More Data Show Benefits of Multiple Arterial Over Saphenous-Vein Grafting in CABG: Meta-analysis
While one expert has been incorporating radial-artery grafts in his practice for years, he said these data should change the minds of those who do not.
In patients undergoing CABG surgery, the use of radial-artery grafts as a second conduit results in a lower incidence of adverse cardiac events and a higher patency rate at 5 years compared with saphenous-vein grafts, according to data from a new meta-analysis.
Evidence over the past several years has shown that the use of multiple arterial grafting in CABG is superior to saphenous-vein grafting, even resulting in updates to several sets of professional guidelines.
“Despite these recommendations, arterial grafts have not been widely adopted,” lead study author Mario Gaudino, MD (NewYork-Presbyterian and Weill Cornell Medicine, New York, NY), and colleagues write, noting that fewer than one in 10 elective CABG patients currently receive multiple arterial grafts in the United States. “One of the reasons for their infrequent use,” they say, “is that the superior clinical outcomes associated with multiple arterial grafts that have been reported in registries have not been replicated in randomized, controlled trials.”
Given that, the researchers set out to conduct a patient-level analysis of six trials that randomized 1,036 patients to either radial-artery or saphenous-vein grafts to supplement left internal-thoracic-artery grafting during CABG. Their results, presented today at the American Association of Thoracic Surgery (AATS) 98th Annual Meeting and simultaneously published in the New England Journal of Medicine, show a lower prevalence of the composite of death, MI, or repeat revascularization among patients treated with multiple arterial grafts (HR 0.67; 95% CI 0.49-0.90) over a mean follow-up of 60 months.
In terms of the individual endpoints, radial-artery grafting was associated with a “nominally lower” incidence of MI (HR 0.72; 95% CI 0.53-0.99) and a lower incidence of repeat revascularization (HR 0.50; 95% CI 0.40-0.63), the researchers report, but not less death (HR 0.90; 95% CI 0.59-1.41) compared with saphenous-vein grafting.

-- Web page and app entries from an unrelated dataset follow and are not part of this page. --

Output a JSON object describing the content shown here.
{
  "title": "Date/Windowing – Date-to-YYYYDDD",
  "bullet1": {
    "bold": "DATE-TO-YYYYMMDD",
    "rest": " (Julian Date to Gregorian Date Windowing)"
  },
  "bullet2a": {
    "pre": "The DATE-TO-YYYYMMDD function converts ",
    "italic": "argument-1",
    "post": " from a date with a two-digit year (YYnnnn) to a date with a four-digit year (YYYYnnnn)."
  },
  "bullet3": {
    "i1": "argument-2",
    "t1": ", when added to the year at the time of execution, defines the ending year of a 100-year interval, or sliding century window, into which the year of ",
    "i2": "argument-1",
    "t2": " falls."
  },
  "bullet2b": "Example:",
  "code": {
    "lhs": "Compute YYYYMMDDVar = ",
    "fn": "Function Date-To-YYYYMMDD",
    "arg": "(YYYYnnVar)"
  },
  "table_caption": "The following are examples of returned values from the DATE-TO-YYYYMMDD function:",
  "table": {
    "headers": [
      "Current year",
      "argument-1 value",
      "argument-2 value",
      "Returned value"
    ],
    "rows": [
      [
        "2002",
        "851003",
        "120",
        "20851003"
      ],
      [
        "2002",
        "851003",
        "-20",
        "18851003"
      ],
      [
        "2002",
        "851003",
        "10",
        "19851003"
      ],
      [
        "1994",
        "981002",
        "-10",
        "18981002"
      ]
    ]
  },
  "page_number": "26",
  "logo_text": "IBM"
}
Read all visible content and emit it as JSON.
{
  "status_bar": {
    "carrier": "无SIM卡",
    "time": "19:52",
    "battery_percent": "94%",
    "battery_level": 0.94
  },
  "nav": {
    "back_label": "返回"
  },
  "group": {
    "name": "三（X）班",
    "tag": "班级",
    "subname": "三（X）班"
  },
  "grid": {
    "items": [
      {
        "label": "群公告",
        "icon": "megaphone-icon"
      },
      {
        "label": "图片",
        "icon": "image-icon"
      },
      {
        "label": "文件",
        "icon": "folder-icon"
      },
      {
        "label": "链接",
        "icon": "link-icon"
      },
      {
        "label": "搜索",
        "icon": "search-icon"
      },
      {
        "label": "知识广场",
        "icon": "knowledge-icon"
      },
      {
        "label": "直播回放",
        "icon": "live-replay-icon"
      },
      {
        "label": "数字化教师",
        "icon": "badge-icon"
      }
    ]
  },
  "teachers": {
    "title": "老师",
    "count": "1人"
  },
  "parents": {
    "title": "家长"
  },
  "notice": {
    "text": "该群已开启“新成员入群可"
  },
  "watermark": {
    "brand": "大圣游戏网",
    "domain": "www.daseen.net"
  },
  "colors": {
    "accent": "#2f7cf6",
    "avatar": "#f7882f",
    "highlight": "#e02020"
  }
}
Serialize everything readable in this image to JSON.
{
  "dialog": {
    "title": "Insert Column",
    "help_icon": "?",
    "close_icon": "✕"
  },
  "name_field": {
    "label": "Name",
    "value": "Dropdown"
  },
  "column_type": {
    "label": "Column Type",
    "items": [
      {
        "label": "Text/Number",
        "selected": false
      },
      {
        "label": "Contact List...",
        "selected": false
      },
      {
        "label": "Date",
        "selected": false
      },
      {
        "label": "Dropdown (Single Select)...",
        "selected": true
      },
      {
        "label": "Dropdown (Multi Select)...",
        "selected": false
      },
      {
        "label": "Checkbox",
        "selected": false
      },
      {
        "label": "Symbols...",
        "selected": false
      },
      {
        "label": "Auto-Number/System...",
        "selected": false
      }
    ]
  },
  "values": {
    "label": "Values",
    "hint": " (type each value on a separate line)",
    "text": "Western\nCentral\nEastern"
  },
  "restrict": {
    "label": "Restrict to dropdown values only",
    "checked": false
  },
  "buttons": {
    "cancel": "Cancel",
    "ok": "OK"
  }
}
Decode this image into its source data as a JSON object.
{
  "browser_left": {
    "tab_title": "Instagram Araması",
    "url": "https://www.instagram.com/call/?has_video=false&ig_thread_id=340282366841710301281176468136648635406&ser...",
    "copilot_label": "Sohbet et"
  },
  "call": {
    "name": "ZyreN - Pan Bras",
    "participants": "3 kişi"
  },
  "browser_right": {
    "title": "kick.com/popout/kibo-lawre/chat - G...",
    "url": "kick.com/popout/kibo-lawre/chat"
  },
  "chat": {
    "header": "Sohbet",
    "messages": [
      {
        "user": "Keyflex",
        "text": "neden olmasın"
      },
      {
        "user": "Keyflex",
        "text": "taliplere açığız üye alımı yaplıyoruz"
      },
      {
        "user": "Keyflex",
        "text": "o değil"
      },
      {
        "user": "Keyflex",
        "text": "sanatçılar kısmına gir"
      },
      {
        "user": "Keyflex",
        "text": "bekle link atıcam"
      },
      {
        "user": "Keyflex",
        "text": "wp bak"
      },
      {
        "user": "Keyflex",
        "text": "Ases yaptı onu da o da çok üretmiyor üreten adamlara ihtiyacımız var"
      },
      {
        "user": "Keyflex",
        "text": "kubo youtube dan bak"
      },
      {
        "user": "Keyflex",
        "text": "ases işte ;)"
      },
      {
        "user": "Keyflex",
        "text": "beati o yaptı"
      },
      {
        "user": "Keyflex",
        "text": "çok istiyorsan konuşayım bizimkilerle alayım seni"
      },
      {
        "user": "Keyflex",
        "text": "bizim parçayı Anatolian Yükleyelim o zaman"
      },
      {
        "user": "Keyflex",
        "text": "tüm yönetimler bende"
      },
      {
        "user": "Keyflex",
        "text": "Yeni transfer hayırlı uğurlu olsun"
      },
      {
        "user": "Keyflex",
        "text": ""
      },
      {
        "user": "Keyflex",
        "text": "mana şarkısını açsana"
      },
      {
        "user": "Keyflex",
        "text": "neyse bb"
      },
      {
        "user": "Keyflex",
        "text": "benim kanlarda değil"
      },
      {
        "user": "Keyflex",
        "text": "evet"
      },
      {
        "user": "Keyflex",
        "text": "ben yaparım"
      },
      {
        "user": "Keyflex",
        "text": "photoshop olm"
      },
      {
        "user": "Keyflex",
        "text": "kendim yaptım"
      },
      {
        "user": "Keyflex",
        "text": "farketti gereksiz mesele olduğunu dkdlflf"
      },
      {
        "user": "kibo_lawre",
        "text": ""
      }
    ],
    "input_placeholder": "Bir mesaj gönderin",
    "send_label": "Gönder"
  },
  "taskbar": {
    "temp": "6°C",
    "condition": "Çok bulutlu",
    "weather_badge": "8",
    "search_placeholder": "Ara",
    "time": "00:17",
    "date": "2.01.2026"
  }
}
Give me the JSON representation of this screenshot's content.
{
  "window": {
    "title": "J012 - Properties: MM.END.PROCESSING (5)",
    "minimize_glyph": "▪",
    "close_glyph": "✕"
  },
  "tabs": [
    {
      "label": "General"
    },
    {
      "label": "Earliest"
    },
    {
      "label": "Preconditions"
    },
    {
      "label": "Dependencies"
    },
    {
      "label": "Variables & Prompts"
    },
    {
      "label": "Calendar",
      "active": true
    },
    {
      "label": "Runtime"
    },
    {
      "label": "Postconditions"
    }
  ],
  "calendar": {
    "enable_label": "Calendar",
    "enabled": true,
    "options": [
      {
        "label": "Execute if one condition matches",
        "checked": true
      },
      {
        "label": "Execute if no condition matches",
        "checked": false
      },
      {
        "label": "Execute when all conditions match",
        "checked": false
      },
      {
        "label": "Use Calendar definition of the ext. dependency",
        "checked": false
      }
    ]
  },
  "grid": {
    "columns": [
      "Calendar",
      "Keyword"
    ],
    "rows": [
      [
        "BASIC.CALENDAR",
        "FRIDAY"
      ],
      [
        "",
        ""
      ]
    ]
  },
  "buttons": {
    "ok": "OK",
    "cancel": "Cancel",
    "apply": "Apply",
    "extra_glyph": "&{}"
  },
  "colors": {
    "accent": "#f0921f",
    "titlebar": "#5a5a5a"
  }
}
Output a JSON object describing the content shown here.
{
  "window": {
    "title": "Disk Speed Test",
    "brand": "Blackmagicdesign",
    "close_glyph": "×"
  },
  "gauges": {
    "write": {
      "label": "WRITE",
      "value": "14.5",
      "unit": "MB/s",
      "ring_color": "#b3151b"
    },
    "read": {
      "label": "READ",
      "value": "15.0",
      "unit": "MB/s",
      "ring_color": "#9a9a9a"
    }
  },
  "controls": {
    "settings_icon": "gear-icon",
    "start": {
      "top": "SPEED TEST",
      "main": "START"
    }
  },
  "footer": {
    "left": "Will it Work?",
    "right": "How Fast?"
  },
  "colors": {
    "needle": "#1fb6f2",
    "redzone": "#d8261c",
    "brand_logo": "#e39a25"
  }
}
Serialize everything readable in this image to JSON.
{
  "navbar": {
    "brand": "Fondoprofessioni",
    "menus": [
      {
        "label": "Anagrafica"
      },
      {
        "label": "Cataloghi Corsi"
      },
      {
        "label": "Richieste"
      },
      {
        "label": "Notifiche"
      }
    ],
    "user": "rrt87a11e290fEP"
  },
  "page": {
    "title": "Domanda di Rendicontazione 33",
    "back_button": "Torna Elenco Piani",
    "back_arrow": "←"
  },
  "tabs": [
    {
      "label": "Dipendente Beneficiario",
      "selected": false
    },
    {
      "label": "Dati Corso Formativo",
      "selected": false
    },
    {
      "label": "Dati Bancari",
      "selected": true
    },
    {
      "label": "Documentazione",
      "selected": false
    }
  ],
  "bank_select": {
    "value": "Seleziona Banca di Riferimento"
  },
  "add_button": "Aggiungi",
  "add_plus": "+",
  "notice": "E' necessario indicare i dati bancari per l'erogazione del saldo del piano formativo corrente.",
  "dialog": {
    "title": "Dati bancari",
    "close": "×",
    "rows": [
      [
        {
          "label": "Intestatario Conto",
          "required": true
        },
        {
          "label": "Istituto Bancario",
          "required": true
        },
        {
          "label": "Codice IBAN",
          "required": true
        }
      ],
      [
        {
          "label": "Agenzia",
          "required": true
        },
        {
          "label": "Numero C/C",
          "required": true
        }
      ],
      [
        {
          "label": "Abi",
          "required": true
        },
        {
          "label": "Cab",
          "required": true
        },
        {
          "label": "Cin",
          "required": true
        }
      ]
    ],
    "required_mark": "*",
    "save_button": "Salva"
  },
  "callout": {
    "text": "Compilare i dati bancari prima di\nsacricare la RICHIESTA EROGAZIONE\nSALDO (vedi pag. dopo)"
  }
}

Additionally, follow-up angiography over a mean of 50 months showed a lower risk of occlusion with radial-artery grafts than with saphenous-vein grafts (HR 0.44; 95% CI 0.28-0.70).
The results were confirmed in sensitivity analyses, and prespecified subgroup analyses uncovered a small but significant interaction between age and the treatment effect of radial-artery grafting on the composite endpoint (P = 0.04). Specifically, patients younger than 75 years (P = 0.008), women (P = 0.01), and patients without renal insufficiency (P = 0.02) were at an increased likelihood of benefitting from radial-artery over saphenous-vein grafting.
More Confirmation Favoring Multiple Arterial Grafting
“I'm a little bit surprised, but not completely surprised, that there was no difference in mortality at 5 years,” Stephane Leung, MD, MSc (Spectrum Health Meijer Heart Center, Grand Rapids, MI), who was not involved with the study, told TCTMD. However, he suspected there would likely be a difference in mortality if these patients were followed through 10 years.
Leung said he has been performing CABG with multiple arterial grafting for about the last 3 or 4 years based on results of the RAPS and RAPCO trials, which were each included in this meta-analysis, so his practice will not change as a result of this paper. “I think in [a patient] under the age of 65 or 70 who's got adequate coronary anatomy that you should probably use two or more arterial grafts, meaning that in addition to the LIMA, either use a RIMA plus/minus a radial,” he said.
But there are other surgeons, including some of his partners, who likely don’t use multiple arterial grafts as often as they should, Leung noted. This study, he added, “should maybe change their opinion.”
Looking back over the research comparing saphenous-vein to radial-artery or right internal-mammary-artery grafts, “no paper has ever suggested that the vein graft is superior,” he continued. “Every paper has shown that the radial is as good as if not better than the vein graft. It's technically a bit more demanding, but I think this is the way that we should all practice.”
Previous studies in this realm have often only included mortality and other hard outcomes as secondary and not primary endpoints, Leung said. As such, “it would be nice to have some of these other studies follow up to 10 years and see if there was a clinically significant difference,” he suggested. “I suspect that like if you're pursuing [the theory] that there's a higher rate of MI and a higher rate of repeat revascularization if you only did vein grafts, then I would think that that would later translate to improved mortality, but we don't know.”
Gaudino M, Benedetto U, Fremes S, et al. Radial-artery or saphenous-vein grafts in coronary artery bypass surgery. N Engl J Med. 2018;Epub ahead of print.
- Gaudino and Leung report no relevant conflicts of interest.